CEOs grapple with an elephant in the room — the future of electricity
When Tesla CEO Elon Musk entered a New Orleans ballroom full of utility CEOs earlier this month, he did so as an odd evangelist for expanding the power grid.
The Silicon Valley electric car entrepreneur sought to reassure America’s powerful investor-owned utilities that the story of their industry doesn’t end with flat or declining electricity demand. It doesn’t end with rooftop solar or energy storage.
With summer heat rising off the Louisiana bayou, Musk was there to sell an electric dreamscape.
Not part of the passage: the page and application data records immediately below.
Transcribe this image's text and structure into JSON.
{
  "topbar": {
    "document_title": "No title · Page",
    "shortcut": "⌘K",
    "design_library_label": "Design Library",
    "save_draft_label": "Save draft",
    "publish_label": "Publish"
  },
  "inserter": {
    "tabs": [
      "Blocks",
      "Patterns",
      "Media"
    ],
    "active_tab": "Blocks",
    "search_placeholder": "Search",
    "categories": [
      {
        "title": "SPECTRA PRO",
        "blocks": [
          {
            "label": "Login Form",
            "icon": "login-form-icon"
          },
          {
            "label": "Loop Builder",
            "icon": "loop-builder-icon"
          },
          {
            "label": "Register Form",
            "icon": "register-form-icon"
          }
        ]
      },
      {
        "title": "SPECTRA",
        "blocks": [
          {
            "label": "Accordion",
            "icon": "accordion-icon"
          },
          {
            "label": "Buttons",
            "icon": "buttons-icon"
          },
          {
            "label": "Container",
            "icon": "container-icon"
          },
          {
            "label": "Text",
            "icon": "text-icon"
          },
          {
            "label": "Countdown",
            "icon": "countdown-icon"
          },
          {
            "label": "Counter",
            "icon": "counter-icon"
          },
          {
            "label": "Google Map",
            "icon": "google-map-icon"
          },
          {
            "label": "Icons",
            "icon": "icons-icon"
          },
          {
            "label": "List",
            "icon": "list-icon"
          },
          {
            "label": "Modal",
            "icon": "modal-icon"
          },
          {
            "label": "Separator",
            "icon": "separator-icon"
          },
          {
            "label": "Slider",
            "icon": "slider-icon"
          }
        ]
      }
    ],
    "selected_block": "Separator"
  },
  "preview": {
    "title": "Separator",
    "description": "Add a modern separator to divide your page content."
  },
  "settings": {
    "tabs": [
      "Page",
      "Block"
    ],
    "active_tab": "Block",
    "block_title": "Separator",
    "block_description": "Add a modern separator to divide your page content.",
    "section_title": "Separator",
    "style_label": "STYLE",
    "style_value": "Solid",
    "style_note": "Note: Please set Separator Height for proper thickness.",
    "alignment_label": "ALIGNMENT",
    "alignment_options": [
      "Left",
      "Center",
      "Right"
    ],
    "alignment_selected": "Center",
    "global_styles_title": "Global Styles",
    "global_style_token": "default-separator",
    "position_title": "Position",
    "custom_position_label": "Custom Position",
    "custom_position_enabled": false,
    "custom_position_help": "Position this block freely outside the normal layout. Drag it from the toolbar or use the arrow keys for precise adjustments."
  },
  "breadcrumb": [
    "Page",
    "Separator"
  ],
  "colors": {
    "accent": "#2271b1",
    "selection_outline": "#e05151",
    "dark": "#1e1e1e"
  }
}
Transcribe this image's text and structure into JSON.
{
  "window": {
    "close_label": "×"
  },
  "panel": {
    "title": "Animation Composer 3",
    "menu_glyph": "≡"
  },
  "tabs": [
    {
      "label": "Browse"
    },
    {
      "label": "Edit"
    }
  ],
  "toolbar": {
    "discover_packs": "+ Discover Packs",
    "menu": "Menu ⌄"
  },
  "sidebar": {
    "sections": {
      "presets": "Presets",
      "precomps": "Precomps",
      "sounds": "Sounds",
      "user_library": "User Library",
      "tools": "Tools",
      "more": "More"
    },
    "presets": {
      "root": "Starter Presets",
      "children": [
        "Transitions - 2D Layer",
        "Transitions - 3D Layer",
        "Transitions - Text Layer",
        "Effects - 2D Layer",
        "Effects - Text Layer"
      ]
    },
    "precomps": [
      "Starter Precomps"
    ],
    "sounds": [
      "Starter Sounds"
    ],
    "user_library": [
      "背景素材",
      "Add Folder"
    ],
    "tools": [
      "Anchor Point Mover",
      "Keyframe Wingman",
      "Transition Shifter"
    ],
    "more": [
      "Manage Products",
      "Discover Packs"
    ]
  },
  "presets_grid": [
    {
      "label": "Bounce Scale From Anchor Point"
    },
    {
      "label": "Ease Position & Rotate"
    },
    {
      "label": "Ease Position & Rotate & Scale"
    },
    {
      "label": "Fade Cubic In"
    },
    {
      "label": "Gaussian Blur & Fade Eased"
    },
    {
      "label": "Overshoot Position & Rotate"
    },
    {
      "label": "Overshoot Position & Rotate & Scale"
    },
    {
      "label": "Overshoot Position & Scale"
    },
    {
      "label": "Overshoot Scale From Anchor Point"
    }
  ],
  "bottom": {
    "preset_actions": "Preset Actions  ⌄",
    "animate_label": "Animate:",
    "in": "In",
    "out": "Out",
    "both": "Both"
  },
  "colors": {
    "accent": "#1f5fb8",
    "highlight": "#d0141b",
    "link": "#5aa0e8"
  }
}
In his rocket to the future, the realignment of the utility business around efficiency, natural gas and zero-carbon technology like electric cars and solar panels is profitable. Utility profits would rise with power demand for Tesla’s latest model. Rooftop solar panels would pull some suburban homes off the electric grid, but industrial-scale battery packs would help manage a broad, interconnected array of centralized and distributed sources of energy.
“Where the future is going for utilities is actually quite positive,” Musk said.